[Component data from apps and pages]

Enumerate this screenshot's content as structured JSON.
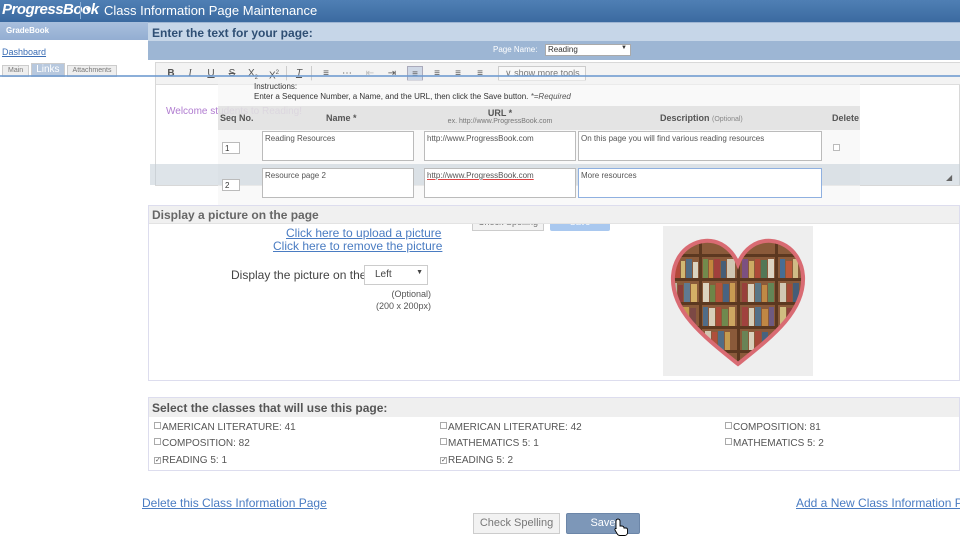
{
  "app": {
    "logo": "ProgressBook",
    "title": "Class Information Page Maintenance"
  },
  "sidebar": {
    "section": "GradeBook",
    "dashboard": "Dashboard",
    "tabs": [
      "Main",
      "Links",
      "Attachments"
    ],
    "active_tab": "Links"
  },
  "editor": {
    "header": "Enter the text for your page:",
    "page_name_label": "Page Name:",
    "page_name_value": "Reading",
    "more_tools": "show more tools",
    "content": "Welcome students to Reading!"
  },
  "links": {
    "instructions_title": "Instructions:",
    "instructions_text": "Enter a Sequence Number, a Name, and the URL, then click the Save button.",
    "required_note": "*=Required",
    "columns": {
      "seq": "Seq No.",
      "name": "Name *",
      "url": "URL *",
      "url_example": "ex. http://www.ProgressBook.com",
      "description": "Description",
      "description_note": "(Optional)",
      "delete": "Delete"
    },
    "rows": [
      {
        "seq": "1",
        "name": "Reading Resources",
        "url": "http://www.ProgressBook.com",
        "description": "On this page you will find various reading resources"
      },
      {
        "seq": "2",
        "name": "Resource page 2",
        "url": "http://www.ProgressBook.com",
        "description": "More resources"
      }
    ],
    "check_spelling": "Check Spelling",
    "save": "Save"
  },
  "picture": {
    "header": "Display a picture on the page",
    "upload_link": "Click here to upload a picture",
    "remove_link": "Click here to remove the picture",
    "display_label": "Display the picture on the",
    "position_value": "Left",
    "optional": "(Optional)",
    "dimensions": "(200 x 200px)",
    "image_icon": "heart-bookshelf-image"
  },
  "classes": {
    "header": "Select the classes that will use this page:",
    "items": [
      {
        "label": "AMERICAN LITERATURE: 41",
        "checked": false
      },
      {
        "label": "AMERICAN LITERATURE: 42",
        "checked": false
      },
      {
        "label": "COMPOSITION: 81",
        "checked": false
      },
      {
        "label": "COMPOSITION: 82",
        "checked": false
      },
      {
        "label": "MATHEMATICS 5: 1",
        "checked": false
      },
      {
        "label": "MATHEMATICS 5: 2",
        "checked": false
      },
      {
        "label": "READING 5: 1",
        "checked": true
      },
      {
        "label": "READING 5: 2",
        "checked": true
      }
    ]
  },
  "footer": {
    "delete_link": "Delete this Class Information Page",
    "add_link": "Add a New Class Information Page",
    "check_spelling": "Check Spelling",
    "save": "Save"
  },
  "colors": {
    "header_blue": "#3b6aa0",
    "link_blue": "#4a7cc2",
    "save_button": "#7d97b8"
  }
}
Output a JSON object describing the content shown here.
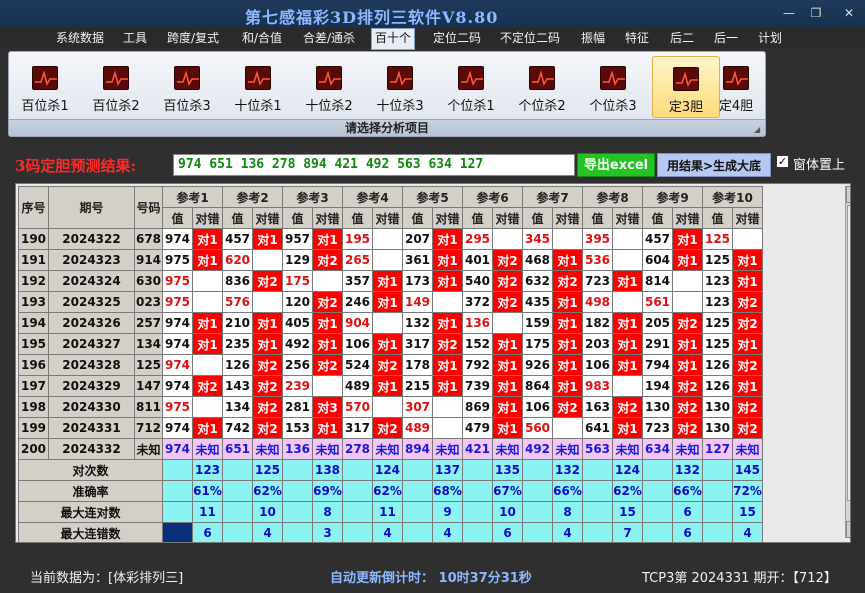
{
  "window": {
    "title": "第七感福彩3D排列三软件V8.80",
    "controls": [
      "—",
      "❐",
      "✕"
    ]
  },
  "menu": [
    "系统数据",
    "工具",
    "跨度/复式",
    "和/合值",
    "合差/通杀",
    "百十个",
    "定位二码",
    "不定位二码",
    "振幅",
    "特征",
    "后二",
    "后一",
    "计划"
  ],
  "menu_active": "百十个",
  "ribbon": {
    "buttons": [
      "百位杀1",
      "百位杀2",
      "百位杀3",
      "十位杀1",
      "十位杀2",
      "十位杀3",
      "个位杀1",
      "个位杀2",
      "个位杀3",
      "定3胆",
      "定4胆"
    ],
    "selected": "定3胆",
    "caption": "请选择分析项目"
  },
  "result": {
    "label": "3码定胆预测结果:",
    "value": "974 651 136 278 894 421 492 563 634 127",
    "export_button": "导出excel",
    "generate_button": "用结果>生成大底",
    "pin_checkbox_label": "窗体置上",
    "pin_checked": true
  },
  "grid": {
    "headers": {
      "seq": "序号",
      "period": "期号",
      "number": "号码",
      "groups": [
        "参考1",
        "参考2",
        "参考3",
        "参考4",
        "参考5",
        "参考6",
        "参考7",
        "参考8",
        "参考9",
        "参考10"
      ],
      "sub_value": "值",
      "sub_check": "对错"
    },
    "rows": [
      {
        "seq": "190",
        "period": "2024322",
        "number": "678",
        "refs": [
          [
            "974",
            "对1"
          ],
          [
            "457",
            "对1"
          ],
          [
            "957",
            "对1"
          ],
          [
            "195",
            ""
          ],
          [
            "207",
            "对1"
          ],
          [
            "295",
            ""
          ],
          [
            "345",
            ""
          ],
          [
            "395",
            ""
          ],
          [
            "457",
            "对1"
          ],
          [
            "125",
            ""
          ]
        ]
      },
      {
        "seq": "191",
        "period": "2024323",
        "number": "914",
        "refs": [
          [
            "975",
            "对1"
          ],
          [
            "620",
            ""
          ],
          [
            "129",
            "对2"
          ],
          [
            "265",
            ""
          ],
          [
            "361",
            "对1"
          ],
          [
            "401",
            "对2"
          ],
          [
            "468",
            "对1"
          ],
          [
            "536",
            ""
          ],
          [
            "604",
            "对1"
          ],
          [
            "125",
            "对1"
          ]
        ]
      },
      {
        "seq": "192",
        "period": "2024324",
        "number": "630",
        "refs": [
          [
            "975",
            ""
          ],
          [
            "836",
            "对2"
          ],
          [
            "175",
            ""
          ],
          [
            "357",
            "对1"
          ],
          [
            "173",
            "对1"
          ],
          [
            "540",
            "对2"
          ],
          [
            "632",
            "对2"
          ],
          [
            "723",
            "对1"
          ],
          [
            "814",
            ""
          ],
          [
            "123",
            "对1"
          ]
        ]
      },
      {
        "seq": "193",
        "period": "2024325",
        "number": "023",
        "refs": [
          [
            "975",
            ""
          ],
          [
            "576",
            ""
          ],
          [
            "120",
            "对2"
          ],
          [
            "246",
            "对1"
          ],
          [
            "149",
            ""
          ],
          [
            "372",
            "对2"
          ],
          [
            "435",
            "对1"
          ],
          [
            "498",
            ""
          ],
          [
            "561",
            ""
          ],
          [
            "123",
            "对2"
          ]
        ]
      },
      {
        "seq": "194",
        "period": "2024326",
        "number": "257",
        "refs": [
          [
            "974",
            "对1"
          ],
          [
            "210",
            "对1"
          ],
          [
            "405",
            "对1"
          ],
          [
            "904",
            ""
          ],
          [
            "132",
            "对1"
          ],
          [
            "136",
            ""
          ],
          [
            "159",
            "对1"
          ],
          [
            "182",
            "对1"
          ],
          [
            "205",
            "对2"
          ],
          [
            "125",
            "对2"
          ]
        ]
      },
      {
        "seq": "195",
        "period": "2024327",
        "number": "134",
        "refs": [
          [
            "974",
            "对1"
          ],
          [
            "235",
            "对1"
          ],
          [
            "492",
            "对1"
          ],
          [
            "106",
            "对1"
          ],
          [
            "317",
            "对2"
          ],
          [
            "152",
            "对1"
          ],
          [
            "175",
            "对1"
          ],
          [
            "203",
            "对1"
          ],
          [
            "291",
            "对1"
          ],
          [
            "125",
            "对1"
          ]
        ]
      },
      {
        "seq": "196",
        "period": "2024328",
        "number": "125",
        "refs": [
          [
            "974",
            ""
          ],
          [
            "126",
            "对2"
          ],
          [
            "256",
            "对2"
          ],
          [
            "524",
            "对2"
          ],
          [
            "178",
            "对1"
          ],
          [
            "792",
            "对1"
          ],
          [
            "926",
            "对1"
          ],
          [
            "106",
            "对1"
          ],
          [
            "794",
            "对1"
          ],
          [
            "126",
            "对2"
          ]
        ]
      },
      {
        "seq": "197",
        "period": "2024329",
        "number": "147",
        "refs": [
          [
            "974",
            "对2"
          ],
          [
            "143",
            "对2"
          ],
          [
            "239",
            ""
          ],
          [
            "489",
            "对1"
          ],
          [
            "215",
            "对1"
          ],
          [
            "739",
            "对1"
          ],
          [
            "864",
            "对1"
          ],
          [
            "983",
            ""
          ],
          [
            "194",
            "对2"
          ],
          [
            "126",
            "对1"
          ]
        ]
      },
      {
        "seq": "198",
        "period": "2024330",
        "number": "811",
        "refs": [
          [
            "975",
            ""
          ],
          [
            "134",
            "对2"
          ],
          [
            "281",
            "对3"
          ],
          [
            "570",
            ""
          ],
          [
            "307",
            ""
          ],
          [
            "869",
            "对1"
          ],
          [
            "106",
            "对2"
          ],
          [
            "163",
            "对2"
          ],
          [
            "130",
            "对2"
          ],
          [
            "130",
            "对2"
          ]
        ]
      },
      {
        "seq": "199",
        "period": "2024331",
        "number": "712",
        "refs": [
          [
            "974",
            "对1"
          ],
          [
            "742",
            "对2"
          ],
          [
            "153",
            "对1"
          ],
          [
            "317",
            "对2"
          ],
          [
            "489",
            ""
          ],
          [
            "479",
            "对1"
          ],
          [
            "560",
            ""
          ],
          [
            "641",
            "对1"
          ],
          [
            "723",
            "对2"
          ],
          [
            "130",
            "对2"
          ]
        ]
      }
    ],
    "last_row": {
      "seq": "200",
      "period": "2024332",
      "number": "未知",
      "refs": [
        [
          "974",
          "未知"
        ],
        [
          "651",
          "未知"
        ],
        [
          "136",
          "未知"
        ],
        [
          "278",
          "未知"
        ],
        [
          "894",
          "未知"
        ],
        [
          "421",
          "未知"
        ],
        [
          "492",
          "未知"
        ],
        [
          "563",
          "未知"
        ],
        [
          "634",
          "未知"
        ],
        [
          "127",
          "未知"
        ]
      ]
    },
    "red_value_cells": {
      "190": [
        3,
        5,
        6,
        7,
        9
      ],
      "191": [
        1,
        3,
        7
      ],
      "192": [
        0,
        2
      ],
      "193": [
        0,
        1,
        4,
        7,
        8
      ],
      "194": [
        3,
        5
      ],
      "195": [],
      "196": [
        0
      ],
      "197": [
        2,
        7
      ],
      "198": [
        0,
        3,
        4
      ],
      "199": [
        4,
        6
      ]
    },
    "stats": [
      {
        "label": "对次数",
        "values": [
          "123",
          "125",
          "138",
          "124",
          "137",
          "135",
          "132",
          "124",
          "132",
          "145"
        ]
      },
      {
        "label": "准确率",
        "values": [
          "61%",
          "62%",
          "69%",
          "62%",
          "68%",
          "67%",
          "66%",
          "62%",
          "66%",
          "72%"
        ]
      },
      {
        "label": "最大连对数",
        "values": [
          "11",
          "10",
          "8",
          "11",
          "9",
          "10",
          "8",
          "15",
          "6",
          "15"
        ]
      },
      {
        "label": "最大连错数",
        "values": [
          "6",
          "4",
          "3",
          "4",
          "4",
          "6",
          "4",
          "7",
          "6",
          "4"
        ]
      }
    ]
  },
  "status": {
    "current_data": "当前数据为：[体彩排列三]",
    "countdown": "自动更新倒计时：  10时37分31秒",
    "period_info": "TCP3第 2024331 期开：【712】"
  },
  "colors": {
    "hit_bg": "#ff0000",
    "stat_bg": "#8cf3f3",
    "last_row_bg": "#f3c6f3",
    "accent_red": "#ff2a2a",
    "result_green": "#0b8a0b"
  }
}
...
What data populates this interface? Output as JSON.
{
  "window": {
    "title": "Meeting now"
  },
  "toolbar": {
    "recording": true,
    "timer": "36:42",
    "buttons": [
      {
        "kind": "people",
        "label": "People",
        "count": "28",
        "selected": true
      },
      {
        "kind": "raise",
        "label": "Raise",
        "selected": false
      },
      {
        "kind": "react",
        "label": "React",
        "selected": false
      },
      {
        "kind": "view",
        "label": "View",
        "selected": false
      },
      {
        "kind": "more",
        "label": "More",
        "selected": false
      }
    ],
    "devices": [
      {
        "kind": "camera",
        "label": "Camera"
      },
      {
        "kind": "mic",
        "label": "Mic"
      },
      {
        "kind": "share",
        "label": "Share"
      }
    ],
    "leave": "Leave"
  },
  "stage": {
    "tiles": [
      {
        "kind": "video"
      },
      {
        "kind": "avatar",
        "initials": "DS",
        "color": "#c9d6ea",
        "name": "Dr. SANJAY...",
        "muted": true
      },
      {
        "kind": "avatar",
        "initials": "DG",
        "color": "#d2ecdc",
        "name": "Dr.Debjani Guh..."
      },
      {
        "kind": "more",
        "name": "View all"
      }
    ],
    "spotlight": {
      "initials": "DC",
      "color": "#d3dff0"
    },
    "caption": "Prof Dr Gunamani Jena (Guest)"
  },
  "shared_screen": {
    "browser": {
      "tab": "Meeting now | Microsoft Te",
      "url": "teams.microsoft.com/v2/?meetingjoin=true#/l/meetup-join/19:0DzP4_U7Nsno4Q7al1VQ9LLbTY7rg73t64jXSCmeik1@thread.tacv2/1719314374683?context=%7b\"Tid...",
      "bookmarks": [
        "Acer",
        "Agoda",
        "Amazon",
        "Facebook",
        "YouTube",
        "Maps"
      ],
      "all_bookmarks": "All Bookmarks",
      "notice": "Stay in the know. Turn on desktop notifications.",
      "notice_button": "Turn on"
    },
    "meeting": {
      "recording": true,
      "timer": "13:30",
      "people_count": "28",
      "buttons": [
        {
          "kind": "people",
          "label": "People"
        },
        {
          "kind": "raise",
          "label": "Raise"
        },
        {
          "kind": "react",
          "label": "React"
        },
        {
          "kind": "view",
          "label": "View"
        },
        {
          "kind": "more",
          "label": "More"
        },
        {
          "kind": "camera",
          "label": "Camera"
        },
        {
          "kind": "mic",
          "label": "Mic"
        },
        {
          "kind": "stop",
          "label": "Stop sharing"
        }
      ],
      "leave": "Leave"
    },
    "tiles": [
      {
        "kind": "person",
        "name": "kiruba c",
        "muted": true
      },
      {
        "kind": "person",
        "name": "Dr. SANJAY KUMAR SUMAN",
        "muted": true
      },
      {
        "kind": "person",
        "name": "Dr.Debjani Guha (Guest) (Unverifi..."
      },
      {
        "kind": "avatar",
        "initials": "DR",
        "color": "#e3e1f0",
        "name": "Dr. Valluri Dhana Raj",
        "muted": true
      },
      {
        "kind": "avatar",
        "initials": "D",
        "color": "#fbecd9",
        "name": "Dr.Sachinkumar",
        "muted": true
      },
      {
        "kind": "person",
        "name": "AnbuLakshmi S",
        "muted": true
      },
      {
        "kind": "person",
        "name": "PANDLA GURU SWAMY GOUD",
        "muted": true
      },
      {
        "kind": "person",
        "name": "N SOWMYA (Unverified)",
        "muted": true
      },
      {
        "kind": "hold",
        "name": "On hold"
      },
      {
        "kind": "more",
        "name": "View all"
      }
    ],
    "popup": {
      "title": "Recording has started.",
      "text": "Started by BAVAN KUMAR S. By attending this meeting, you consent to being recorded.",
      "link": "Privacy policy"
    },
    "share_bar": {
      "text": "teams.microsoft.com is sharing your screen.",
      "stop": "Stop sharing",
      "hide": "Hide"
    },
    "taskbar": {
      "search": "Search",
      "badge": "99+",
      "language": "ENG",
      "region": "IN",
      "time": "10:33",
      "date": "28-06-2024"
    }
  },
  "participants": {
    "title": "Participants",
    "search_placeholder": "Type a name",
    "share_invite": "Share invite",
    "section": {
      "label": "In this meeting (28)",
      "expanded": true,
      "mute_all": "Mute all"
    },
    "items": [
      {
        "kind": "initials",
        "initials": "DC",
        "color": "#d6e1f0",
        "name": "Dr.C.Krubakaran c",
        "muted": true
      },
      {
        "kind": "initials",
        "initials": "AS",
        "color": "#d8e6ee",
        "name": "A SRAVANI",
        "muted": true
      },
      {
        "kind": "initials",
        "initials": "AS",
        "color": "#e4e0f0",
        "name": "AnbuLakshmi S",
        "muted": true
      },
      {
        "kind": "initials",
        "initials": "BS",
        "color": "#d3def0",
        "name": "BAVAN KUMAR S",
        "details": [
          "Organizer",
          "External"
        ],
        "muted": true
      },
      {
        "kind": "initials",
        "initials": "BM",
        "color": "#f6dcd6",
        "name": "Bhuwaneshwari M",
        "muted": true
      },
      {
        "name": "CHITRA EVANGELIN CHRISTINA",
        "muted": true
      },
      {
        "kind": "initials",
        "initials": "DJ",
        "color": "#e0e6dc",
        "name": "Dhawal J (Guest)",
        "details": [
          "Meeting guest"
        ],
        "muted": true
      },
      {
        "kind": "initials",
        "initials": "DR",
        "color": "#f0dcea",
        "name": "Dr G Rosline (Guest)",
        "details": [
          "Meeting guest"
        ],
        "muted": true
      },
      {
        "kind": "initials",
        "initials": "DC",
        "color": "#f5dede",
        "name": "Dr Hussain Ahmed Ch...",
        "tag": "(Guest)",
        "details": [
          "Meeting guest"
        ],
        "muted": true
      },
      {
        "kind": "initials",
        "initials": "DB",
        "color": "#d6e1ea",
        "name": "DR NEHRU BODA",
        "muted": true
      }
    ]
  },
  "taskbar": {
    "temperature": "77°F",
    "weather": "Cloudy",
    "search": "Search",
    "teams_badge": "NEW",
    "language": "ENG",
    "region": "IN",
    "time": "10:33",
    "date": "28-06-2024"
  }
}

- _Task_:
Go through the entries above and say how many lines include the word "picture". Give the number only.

- _Exercise output_:
5